“I’m so excited to be cooking with you guys,” said Greebel, who had two cameras focused on her during the demonstration — one on her face, and the other on her hands as she prepped the dishes.

“Indian cuisine is known for its spices and herbs. There are so many different cooking styles and foods across the country,” she continued. “And in Indian culture, there’s this mind-body wellness connection with food, where people aren’t just eating for nourishment.”

Greebel started out preparing the lentils & rice portion of the menu. In a sauté pan, she combined brown lentils with frozen spinach — high in nutrients due to being frozen at peek freshness, she noted — as well as red curry paste, tomato paste and coconut milk.

“This dish can stand on its own as a meal, because with the rice and lentils you’re getting both a grain and a protein. The lentils are an amazing vegetarian source of protein, and they’re very shelf-stable,” Greebel said. “And it’s a very inexpensive meal — great for a college student on a budget.”

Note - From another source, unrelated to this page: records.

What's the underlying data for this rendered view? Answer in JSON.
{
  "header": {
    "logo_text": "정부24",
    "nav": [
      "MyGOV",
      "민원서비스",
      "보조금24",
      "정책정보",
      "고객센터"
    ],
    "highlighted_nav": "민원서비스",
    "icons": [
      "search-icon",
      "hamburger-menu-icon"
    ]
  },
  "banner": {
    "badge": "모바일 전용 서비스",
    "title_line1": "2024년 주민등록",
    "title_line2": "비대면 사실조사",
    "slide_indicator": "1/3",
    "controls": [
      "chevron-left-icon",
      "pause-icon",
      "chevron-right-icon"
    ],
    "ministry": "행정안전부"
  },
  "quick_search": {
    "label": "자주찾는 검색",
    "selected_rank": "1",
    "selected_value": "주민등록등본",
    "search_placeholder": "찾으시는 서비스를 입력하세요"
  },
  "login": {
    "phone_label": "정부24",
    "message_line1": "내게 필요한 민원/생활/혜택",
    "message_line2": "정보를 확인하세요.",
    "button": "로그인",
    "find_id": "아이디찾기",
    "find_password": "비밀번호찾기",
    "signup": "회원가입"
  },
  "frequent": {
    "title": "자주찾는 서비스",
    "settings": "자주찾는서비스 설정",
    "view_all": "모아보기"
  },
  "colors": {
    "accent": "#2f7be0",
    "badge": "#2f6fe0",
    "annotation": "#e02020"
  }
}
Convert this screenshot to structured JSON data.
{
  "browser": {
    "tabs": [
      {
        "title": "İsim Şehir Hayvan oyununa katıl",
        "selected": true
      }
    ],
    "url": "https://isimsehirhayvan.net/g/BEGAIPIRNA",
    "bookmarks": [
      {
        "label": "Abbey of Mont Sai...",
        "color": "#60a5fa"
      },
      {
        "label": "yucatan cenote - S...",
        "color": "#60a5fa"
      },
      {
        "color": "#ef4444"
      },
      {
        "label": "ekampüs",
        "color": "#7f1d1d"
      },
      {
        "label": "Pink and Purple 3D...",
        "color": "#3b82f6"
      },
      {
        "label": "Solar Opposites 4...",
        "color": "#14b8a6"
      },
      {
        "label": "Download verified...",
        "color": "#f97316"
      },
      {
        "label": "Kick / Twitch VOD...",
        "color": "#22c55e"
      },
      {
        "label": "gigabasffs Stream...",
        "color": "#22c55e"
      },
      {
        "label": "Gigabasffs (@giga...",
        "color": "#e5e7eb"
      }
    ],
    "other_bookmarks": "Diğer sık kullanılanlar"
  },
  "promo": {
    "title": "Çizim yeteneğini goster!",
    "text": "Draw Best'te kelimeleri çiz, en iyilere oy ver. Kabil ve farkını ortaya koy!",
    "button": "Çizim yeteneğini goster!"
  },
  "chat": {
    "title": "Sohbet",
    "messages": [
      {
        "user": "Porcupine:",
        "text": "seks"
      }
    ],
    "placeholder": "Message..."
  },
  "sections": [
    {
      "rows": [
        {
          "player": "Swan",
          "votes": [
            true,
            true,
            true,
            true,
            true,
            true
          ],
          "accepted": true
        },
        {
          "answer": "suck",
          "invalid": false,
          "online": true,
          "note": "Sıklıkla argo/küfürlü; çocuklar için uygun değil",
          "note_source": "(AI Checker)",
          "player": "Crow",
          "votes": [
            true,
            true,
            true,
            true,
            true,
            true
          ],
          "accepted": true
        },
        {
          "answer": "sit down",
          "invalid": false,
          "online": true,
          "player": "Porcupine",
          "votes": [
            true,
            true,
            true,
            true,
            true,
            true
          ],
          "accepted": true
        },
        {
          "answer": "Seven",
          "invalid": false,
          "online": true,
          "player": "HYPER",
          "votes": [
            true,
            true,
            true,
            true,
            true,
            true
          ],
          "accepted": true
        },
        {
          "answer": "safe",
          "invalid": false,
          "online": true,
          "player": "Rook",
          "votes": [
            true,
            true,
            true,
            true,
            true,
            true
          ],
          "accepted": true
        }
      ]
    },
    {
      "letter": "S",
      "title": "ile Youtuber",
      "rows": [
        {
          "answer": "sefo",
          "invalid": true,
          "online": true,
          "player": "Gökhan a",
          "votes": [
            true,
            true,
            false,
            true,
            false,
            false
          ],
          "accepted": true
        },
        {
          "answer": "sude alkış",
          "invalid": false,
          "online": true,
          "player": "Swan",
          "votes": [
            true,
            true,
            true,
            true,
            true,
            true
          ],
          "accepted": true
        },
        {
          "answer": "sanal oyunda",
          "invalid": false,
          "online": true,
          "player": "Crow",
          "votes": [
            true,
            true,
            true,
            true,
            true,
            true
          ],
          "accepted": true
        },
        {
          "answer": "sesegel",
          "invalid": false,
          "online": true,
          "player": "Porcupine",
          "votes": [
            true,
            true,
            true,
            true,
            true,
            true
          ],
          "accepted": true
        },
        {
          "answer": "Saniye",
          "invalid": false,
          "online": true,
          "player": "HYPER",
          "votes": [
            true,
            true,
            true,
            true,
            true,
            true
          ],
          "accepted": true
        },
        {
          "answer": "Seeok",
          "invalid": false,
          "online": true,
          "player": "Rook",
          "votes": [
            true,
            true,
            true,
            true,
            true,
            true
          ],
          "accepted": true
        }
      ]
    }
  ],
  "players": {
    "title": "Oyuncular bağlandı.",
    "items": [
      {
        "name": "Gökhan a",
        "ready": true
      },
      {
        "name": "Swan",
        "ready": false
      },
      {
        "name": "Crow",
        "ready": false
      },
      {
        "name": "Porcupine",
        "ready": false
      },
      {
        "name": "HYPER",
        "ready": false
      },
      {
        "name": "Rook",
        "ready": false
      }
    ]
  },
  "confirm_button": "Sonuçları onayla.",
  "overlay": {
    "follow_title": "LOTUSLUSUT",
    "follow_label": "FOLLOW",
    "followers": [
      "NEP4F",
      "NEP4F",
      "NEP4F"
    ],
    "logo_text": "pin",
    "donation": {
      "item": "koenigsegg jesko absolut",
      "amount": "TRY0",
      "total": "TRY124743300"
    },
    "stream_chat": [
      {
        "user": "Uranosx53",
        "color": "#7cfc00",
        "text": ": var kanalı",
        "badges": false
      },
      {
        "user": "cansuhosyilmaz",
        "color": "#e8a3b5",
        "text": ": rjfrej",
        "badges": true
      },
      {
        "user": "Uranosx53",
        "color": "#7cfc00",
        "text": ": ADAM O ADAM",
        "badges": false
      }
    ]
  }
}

From there, she prepared the tandoori chicken legs, which were marinated in a sauce consisting of Greek yogurt, lime juice, fresh ginger, garlic and several spices prevalent in Indian cooking — turmeric, cayenne pepper and garam masala, which is actually a combination of several ground spices, among them coriander, cumin and cardamom.

Mindful of the non-carnivores who might be on hand, Greebel also did a vegetarian version of the dish, substituting tofu in place of the chicken.

As a way to replicate the tandoori oven experience, Greebel baked the chicken and tofu on a wire rack placed on a foil-lined baking sheet. For the dish’s final couple minutes in the oven, she turned on the broiler “to give it a nice char.”

To finish off the meal, Greebel prepared the raita, a yogurt-cucumber sauce similar to a Greek tzatziki. It also included cilantro, scallions, coriander and cumin.

“In India, hot dishes are often paired with cold dishes like this,” Greebel said. “And the yogurt is believed to be good for digestion. It’s filled with probiotics.”

As the demonstration came to a close, Greebel presented the very enticing completed meal to attendees.

“I think Zoom needs a function for smell, because it smells amazing,” she said.

For additional information on the Virtual Cultural Cooking Classes, email Ray at djr5630@psu.edu.

 

Last Updated April 14, 2021